## Task instructions
Where the data below has the string "content", return the whole line.

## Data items

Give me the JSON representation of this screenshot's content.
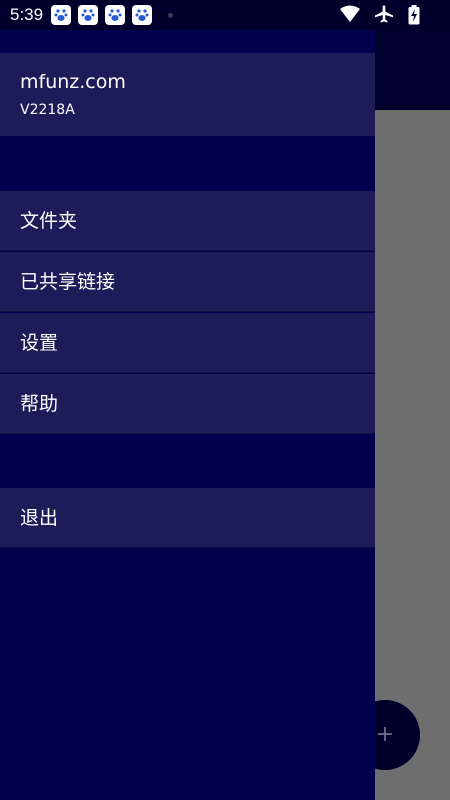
{
  "status_bar": {
    "time": "5:39",
    "notification_icons": [
      "baidu-icon",
      "baidu-icon",
      "baidu-icon",
      "baidu-icon"
    ],
    "right_icons": [
      "wifi-icon",
      "airplane-icon",
      "battery-charging-icon"
    ]
  },
  "drawer": {
    "header": {
      "title": "mfunz.com",
      "subtitle": "V2218A"
    },
    "menu": {
      "folders": "文件夹",
      "shared_links": "已共享链接",
      "settings": "设置",
      "help": "帮助",
      "logout": "退出"
    }
  },
  "fab": {
    "label": "+"
  },
  "colors": {
    "drawer_bg": "#00004f",
    "item_bg": "#1c1c58",
    "scrim": "#6e6e6e",
    "status_bar": "#00002a"
  }
}
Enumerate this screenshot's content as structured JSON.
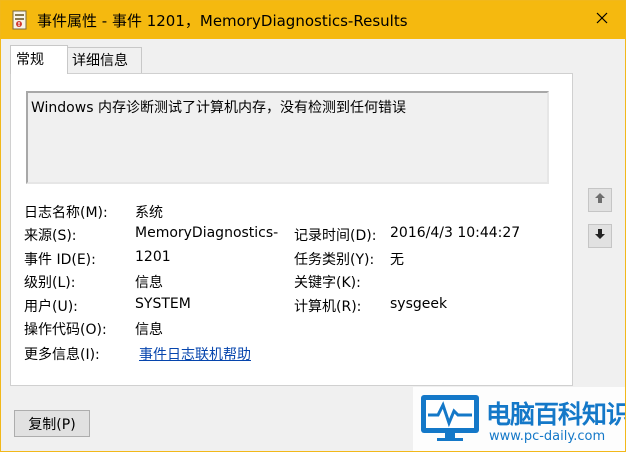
{
  "window": {
    "title": "事件属性 - 事件 1201，MemoryDiagnostics-Results"
  },
  "tabs": [
    {
      "label": "常规"
    },
    {
      "label": "详细信息"
    }
  ],
  "description": "Windows 内存诊断测试了计算机内存，没有检测到任何错误",
  "fields": {
    "log_name": {
      "label": "日志名称(M):",
      "value": "系统"
    },
    "source": {
      "label": "来源(S):",
      "value": "MemoryDiagnostics-"
    },
    "logged": {
      "label": "记录时间(D):",
      "value": "2016/4/3 10:44:27"
    },
    "event_id": {
      "label": "事件 ID(E):",
      "value": "1201"
    },
    "task_category": {
      "label": "任务类别(Y):",
      "value": "无"
    },
    "level": {
      "label": "级别(L):",
      "value": "信息"
    },
    "keywords": {
      "label": "关键字(K):",
      "value": ""
    },
    "user": {
      "label": "用户(U):",
      "value": "SYSTEM"
    },
    "computer": {
      "label": "计算机(R):",
      "value": "sysgeek"
    },
    "opcode": {
      "label": "操作代码(O):",
      "value": "信息"
    },
    "more_info": {
      "label": "更多信息(I):",
      "value": "事件日志联机帮助"
    }
  },
  "buttons": {
    "copy": "复制(P)"
  },
  "watermark": {
    "title": "电脑百科知识",
    "url": "www.pc-daily.com"
  },
  "colors": {
    "titlebar": "#f5b90f",
    "link": "#0645ad",
    "watermark": "#1478c8"
  },
  "icons": {
    "app": "event-properties-icon",
    "close": "close-icon",
    "up": "arrow-up-icon",
    "down": "arrow-down-icon"
  }
}
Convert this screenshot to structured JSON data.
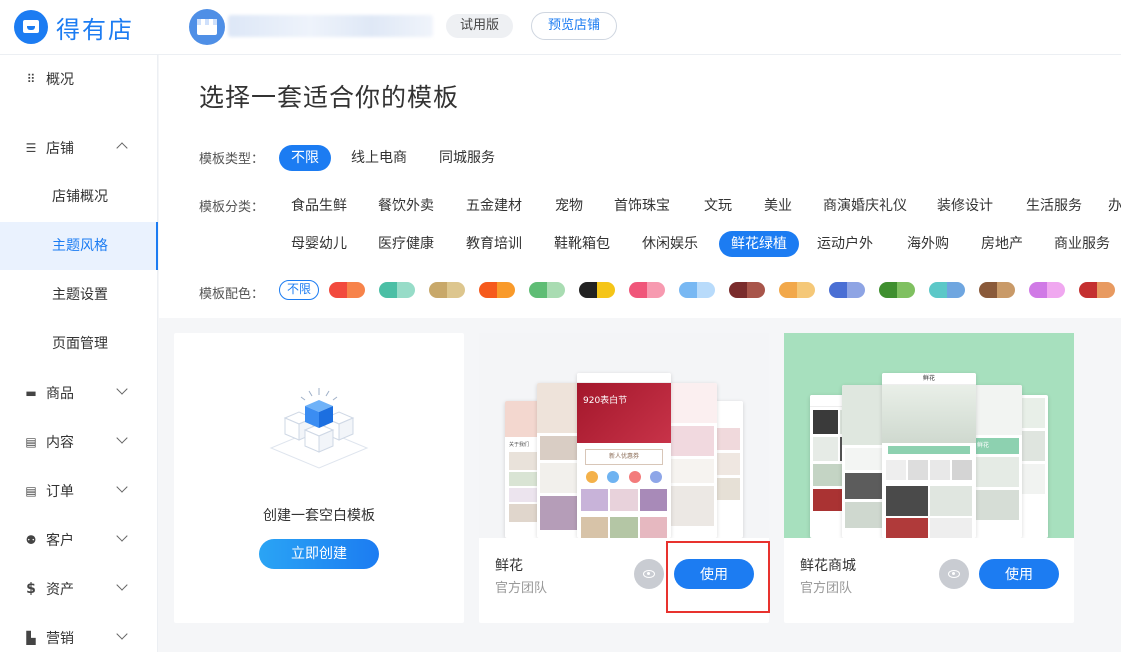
{
  "header": {
    "brand": "得有店",
    "trial_label": "试用版",
    "preview_label": "预览店铺"
  },
  "sidebar": {
    "overview": "概况",
    "store": "店铺",
    "store_sub": [
      "店铺概况",
      "主题风格",
      "主题设置",
      "页面管理"
    ],
    "goods": "商品",
    "content": "内容",
    "orders": "订单",
    "customers": "客户",
    "assets": "资产",
    "marketing": "营销"
  },
  "main": {
    "title": "选择一套适合你的模板",
    "type_label": "模板类型：",
    "types": [
      "不限",
      "线上电商",
      "同城服务"
    ],
    "category_label": "模板分类：",
    "categories_row1": [
      "食品生鲜",
      "餐饮外卖",
      "五金建材",
      "宠物",
      "首饰珠宝",
      "文玩",
      "美业",
      "商演婚庆礼仪",
      "装修设计",
      "生活服务",
      "办"
    ],
    "categories_row2": [
      "母婴幼儿",
      "医疗健康",
      "教育培训",
      "鞋靴箱包",
      "休闲娱乐",
      "鲜花绿植",
      "运动户外",
      "海外购",
      "房地产",
      "商业服务"
    ],
    "color_label": "模板配色：",
    "color_none": "不限",
    "color_swatches": [
      [
        "#f24a3d",
        "#f7834a"
      ],
      [
        "#4bbfa5",
        "#97dcc8"
      ],
      [
        "#c8a86a",
        "#ddc68e"
      ],
      [
        "#f65a1c",
        "#f99a2a"
      ],
      [
        "#5fbd75",
        "#a9dcb2"
      ],
      [
        "#222222",
        "#f5c518"
      ],
      [
        "#f0567a",
        "#f79ab0"
      ],
      [
        "#78b8f3",
        "#b8dbfb"
      ],
      [
        "#7a2c2c",
        "#a8554a"
      ],
      [
        "#f2a84a",
        "#f5c878"
      ],
      [
        "#4a6fd4",
        "#8ea4e4"
      ],
      [
        "#3f8f2f",
        "#7fc060"
      ],
      [
        "#5cc8c8",
        "#6fa6e0"
      ],
      [
        "#8a5a3a",
        "#c99a68"
      ],
      [
        "#d07ae6",
        "#f0a8f0"
      ],
      [
        "#c43030",
        "#e89a60"
      ]
    ]
  },
  "cards": {
    "blank": {
      "label": "创建一套空白模板",
      "button": "立即创建"
    },
    "flower": {
      "name": "鲜花",
      "team": "官方团队",
      "button": "使用",
      "phone_banner": "920表白节",
      "phone_section": "关于我们",
      "phone_cta": "新人优惠券"
    },
    "mall": {
      "name": "鲜花商城",
      "team": "官方团队",
      "button": "使用",
      "phone_title": "鲜花",
      "phone_tab": "鲜花"
    }
  }
}
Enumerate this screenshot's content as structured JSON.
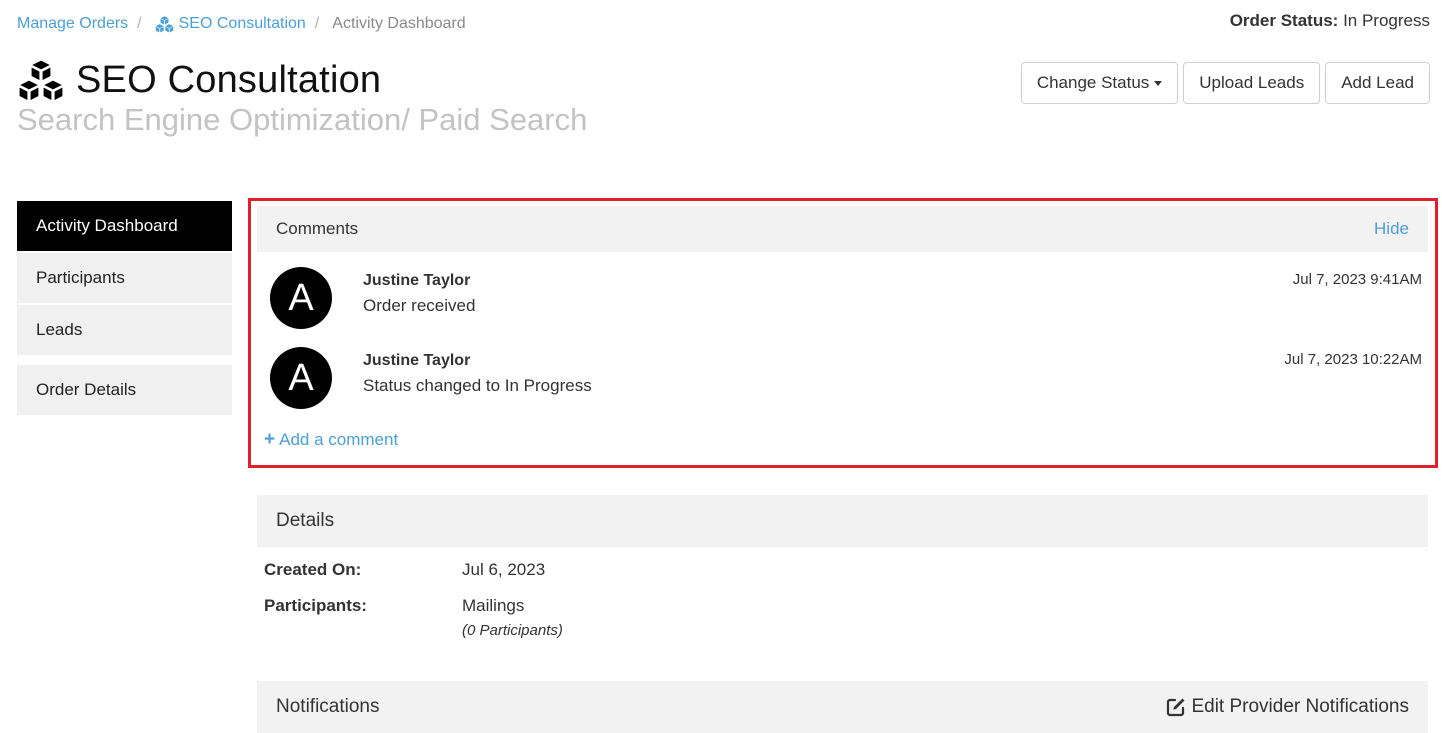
{
  "breadcrumb": {
    "manage_orders": "Manage Orders",
    "order": "SEO Consultation",
    "current": "Activity Dashboard",
    "sep": "/"
  },
  "order_status": {
    "label": "Order Status:",
    "value": "In Progress"
  },
  "page": {
    "title": "SEO Consultation",
    "subtitle": "Search Engine Optimization/ Paid Search"
  },
  "actions": {
    "change_status": "Change Status",
    "upload_leads": "Upload Leads",
    "add_lead": "Add Lead"
  },
  "sidebar": {
    "items": [
      {
        "label": "Activity Dashboard"
      },
      {
        "label": "Participants"
      },
      {
        "label": "Leads"
      },
      {
        "label": "Order Details"
      }
    ]
  },
  "comments": {
    "title": "Comments",
    "hide": "Hide",
    "items": [
      {
        "avatar": "A",
        "author": "Justine Taylor",
        "text": "Order received",
        "time": "Jul 7, 2023 9:41AM"
      },
      {
        "avatar": "A",
        "author": "Justine Taylor",
        "text": "Status changed to In Progress",
        "time": "Jul 7, 2023 10:22AM"
      }
    ],
    "add": "Add a comment"
  },
  "details": {
    "title": "Details",
    "created_label": "Created On:",
    "created_value": "Jul 6, 2023",
    "participants_label": "Participants:",
    "participants_value": "Mailings",
    "participants_count": "(0 Participants)"
  },
  "notifications": {
    "title": "Notifications",
    "edit": "Edit Provider Notifications"
  },
  "colors": {
    "link": "#4a9fd8",
    "highlight": "#e0202b",
    "active_nav": "#000000"
  },
  "icons": {
    "order": "cubes-icon",
    "add": "plus-icon",
    "edit": "edit-icon"
  }
}
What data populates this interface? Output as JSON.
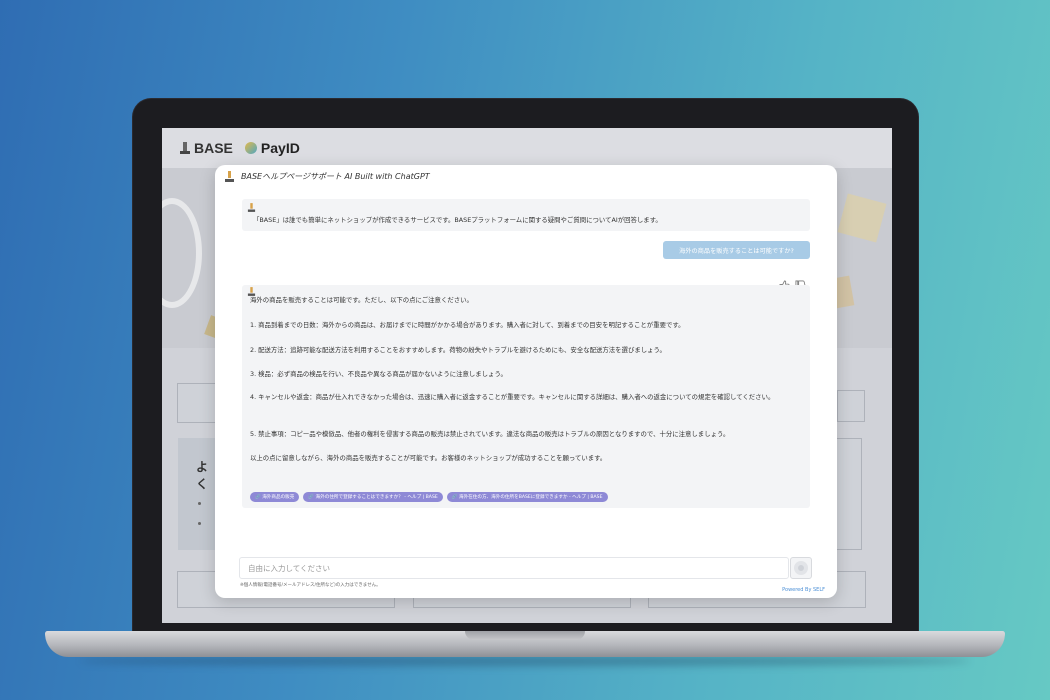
{
  "site": {
    "logo_base": "BASE",
    "logo_payid": "PayID",
    "side_heading": "よく"
  },
  "modal": {
    "title": "BASEヘルプページサポート AI Built with ChatGPT",
    "intro_message": "「BASE」は誰でも簡単にネットショップが作成できるサービスです。BASEプラットフォームに関する疑問やご質問についてAIが回答します。",
    "user_message": "海外の商品を販売することは可能ですか?",
    "answer": {
      "paragraphs": [
        "海外の商品を販売することは可能です。ただし、以下の点にご注意ください。",
        "1. 商品到着までの日数：海外からの商品は、お届けまでに時間がかかる場合があります。購入者に対して、到着までの目安を明記することが重要です。",
        "2. 配送方法：追跡可能な配送方法を利用することをおすすめします。荷物の紛失やトラブルを避けるためにも、安全な配送方法を選びましょう。",
        "3. 検品：必ず商品の検品を行い、不良品や異なる商品が届かないように注意しましょう。",
        "4. キャンセルや返金：商品が仕入れできなかった場合は、迅速に購入者に返金することが重要です。キャンセルに関する詳細は、購入者への返金についての規定を確認してください。",
        "5. 禁止事項：コピー品や模倣品、他者の権利を侵害する商品の販売は禁止されています。違法な商品の販売はトラブルの原因となりますので、十分に注意しましょう。",
        "以上の点に留意しながら、海外の商品を販売することが可能です。お客様のネットショップが成功することを願っています。"
      ],
      "links": [
        "海外商品の販売",
        "海外の住所で登録することはできますか？ - ヘルプ | BASE",
        "海外在住の方、海外の住所をBASEに登録できますか - ヘルプ | BASE"
      ]
    },
    "input_placeholder": "自由に入力してください",
    "input_notice": "※個人情報(電話番号/メールアドレス/住所など)の入力はできません。",
    "powered_by": "Powered By SELF",
    "icons": {
      "thumb_up": "thumb-up-icon",
      "thumb_down": "thumb-down-icon",
      "send": "send-icon",
      "link": "link-icon"
    }
  }
}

## Problem solution
Give me the JSON representation of this screenshot's content.
Enumerate this screenshot's content as structured JSON.
    "content": "内容",
Enumerate this screenshot's content as structured JSON.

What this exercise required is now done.